------ DATA TO USE ------
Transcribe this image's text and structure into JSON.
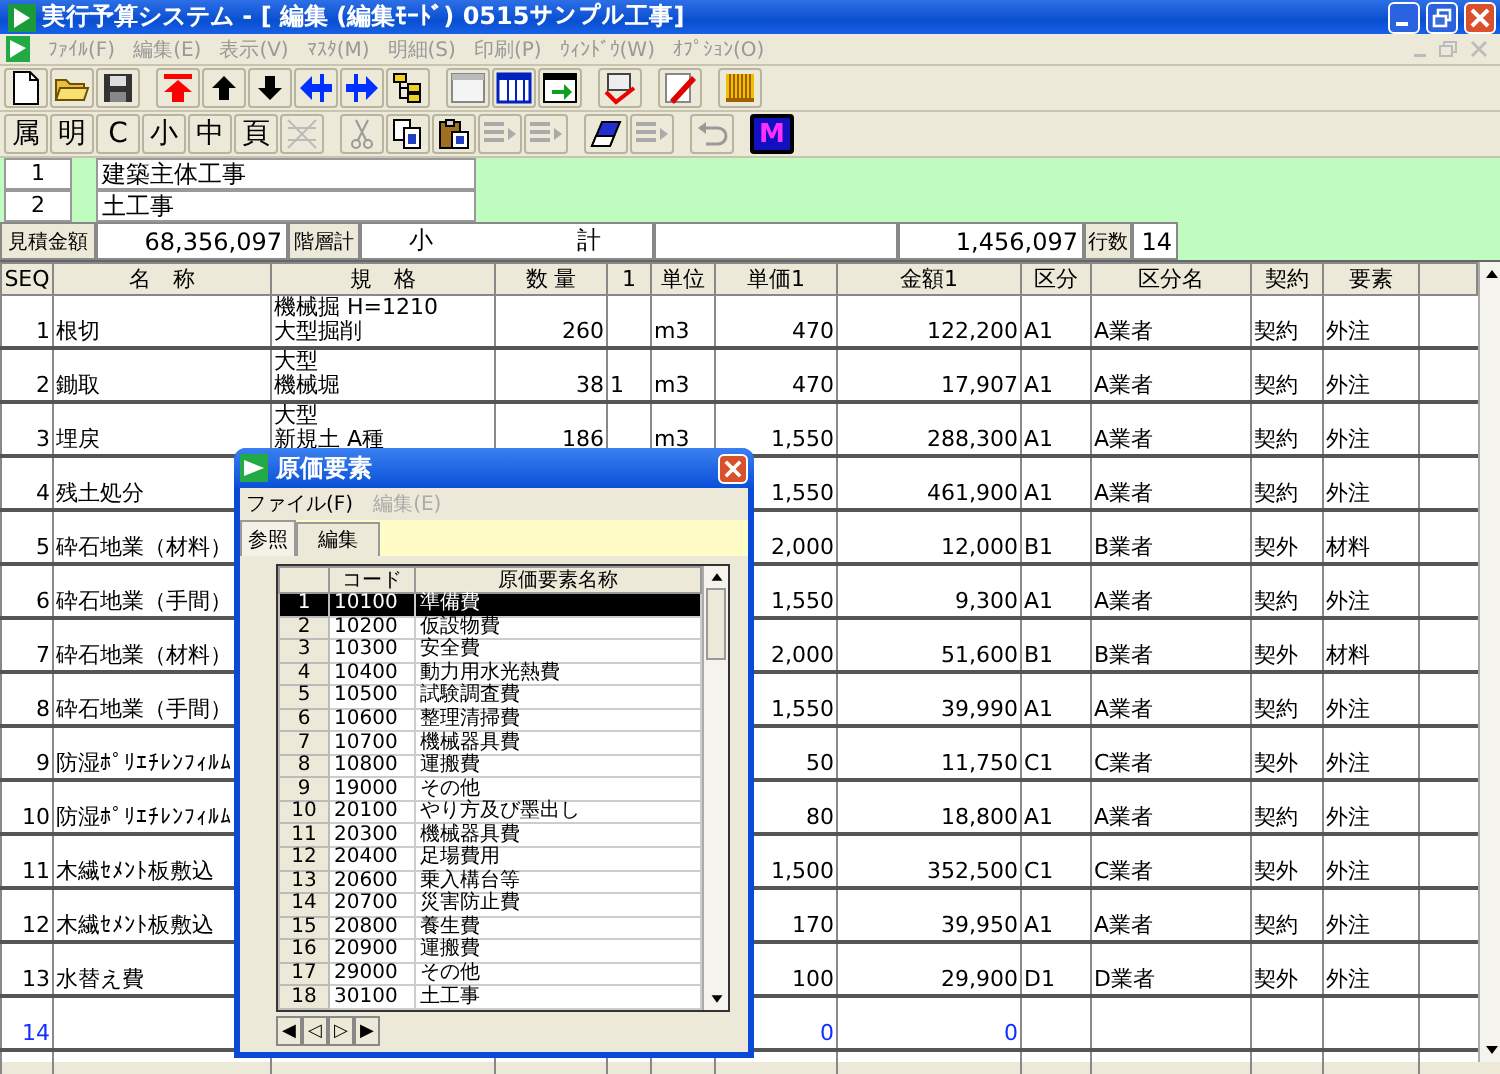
{
  "window": {
    "title": "実行予算システム - [ 編集 (編集ﾓｰﾄﾞ) 0515サンプル工事]"
  },
  "menu": [
    "ﾌｧｲﾙ(F)",
    "編集(E)",
    "表示(V)",
    "ﾏｽﾀ(M)",
    "明細(S)",
    "印刷(P)",
    "ｳｨﾝﾄﾞｳ(W)",
    "ｵﾌﾟｼｮﾝ(O)"
  ],
  "toolbar_text_buttons": [
    "属",
    "明",
    "C",
    "小",
    "中",
    "頁"
  ],
  "toolbar_m_button": "M",
  "levels": [
    {
      "no": "1",
      "name": "建築主体工事"
    },
    {
      "no": "2",
      "name": "土工事"
    }
  ],
  "summary": {
    "estimate_label": "見積金額",
    "estimate": "68,356,097",
    "level_total_label": "階層計",
    "subtotal_label": "小　　　　　　計",
    "subtotal": "1,456,097",
    "rows_label": "行数",
    "rows": "14"
  },
  "table": {
    "columns": [
      "SEQ",
      "名　称",
      "規　格",
      "数 量",
      "1",
      "単位",
      "単価1",
      "金額1",
      "区分",
      "区分名",
      "契約",
      "要素"
    ],
    "rows": [
      {
        "seq": "1",
        "name": "根切",
        "spec": [
          "機械掘 H=1210",
          "大型掘削"
        ],
        "qty": "260",
        "flag": "",
        "unit": "m3",
        "price": "470",
        "amount": "122,200",
        "cat": "A1",
        "cat_name": "A業者",
        "contract": "契約",
        "element": "外注",
        "new_row": false
      },
      {
        "seq": "2",
        "name": "鋤取",
        "spec": [
          "大型",
          "機械堀"
        ],
        "qty": "38",
        "flag": "1",
        "unit": "m3",
        "price": "470",
        "amount": "17,907",
        "cat": "A1",
        "cat_name": "A業者",
        "contract": "契約",
        "element": "外注",
        "new_row": false
      },
      {
        "seq": "3",
        "name": "埋戻",
        "spec": [
          "大型",
          "新規土 A種"
        ],
        "qty": "186",
        "flag": "",
        "unit": "m3",
        "price": "1,550",
        "amount": "288,300",
        "cat": "A1",
        "cat_name": "A業者",
        "contract": "契約",
        "element": "外注",
        "new_row": false
      },
      {
        "seq": "4",
        "name": "残土処分",
        "price": "1,550",
        "amount": "461,900",
        "cat": "A1",
        "cat_name": "A業者",
        "contract": "契約",
        "element": "外注",
        "new_row": false
      },
      {
        "seq": "5",
        "name": "砕石地業（材料）",
        "price": "2,000",
        "amount": "12,000",
        "cat": "B1",
        "cat_name": "B業者",
        "contract": "契外",
        "element": "材料",
        "new_row": false
      },
      {
        "seq": "6",
        "name": "砕石地業（手間）",
        "price": "1,550",
        "amount": "9,300",
        "cat": "A1",
        "cat_name": "A業者",
        "contract": "契約",
        "element": "外注",
        "new_row": false
      },
      {
        "seq": "7",
        "name": "砕石地業（材料）",
        "price": "2,000",
        "amount": "51,600",
        "cat": "B1",
        "cat_name": "B業者",
        "contract": "契外",
        "element": "材料",
        "new_row": false
      },
      {
        "seq": "8",
        "name": "砕石地業（手間）",
        "price": "1,550",
        "amount": "39,990",
        "cat": "A1",
        "cat_name": "A業者",
        "contract": "契約",
        "element": "外注",
        "new_row": false
      },
      {
        "seq": "9",
        "name": "防湿ﾎﾟﾘｴﾁﾚﾝﾌｨﾙﾑ",
        "price": "50",
        "amount": "11,750",
        "cat": "C1",
        "cat_name": "C業者",
        "contract": "契外",
        "element": "外注",
        "new_row": false
      },
      {
        "seq": "10",
        "name": "防湿ﾎﾟﾘｴﾁﾚﾝﾌｨﾙﾑ",
        "price": "80",
        "amount": "18,800",
        "cat": "A1",
        "cat_name": "A業者",
        "contract": "契約",
        "element": "外注",
        "new_row": false
      },
      {
        "seq": "11",
        "name": "木繊ｾﾒﾝﾄ板敷込",
        "price": "1,500",
        "amount": "352,500",
        "cat": "C1",
        "cat_name": "C業者",
        "contract": "契外",
        "element": "外注",
        "new_row": false
      },
      {
        "seq": "12",
        "name": "木繊ｾﾒﾝﾄ板敷込",
        "price": "170",
        "amount": "39,950",
        "cat": "A1",
        "cat_name": "A業者",
        "contract": "契約",
        "element": "外注",
        "new_row": false
      },
      {
        "seq": "13",
        "name": "水替え費",
        "price": "100",
        "amount": "29,900",
        "cat": "D1",
        "cat_name": "D業者",
        "contract": "契外",
        "element": "外注",
        "new_row": false
      },
      {
        "seq": "14",
        "price": "0",
        "amount": "0",
        "new_row": true
      }
    ]
  },
  "cost_dialog": {
    "title": "原価要素",
    "menu": [
      {
        "label": "ファイル(F)",
        "disabled": false
      },
      {
        "label": "編集(E)",
        "disabled": true
      }
    ],
    "tabs": [
      {
        "label": "参照",
        "selected": true
      },
      {
        "label": "編集",
        "selected": false
      }
    ],
    "columns": [
      "コード",
      "原価要素名称"
    ],
    "rows": [
      {
        "no": "1",
        "code": "10100",
        "name": "準備費",
        "selected": true
      },
      {
        "no": "2",
        "code": "10200",
        "name": "仮設物費",
        "selected": false
      },
      {
        "no": "3",
        "code": "10300",
        "name": "安全費",
        "selected": false
      },
      {
        "no": "4",
        "code": "10400",
        "name": "動力用水光熱費",
        "selected": false
      },
      {
        "no": "5",
        "code": "10500",
        "name": "試験調査費",
        "selected": false
      },
      {
        "no": "6",
        "code": "10600",
        "name": "整理清掃費",
        "selected": false
      },
      {
        "no": "7",
        "code": "10700",
        "name": "機械器具費",
        "selected": false
      },
      {
        "no": "8",
        "code": "10800",
        "name": "運搬費",
        "selected": false
      },
      {
        "no": "9",
        "code": "19000",
        "name": "その他",
        "selected": false
      },
      {
        "no": "10",
        "code": "20100",
        "name": "やり方及び墨出し",
        "selected": false
      },
      {
        "no": "11",
        "code": "20300",
        "name": "機械器具費",
        "selected": false
      },
      {
        "no": "12",
        "code": "20400",
        "name": "足場費用",
        "selected": false
      },
      {
        "no": "13",
        "code": "20600",
        "name": "乗入構台等",
        "selected": false
      },
      {
        "no": "14",
        "code": "20700",
        "name": "災害防止費",
        "selected": false
      },
      {
        "no": "15",
        "code": "20800",
        "name": "養生費",
        "selected": false
      },
      {
        "no": "16",
        "code": "20900",
        "name": "運搬費",
        "selected": false
      },
      {
        "no": "17",
        "code": "29000",
        "name": "その他",
        "selected": false
      },
      {
        "no": "18",
        "code": "30100",
        "name": "土工事",
        "selected": false
      }
    ],
    "nav": [
      "◀",
      "◁",
      "▷",
      "▶"
    ]
  }
}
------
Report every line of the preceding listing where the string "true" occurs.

◆ **WRITTEN SOLUTION**:
        "new_row": true
        "disabled": true
        "selected": true
        "selected": true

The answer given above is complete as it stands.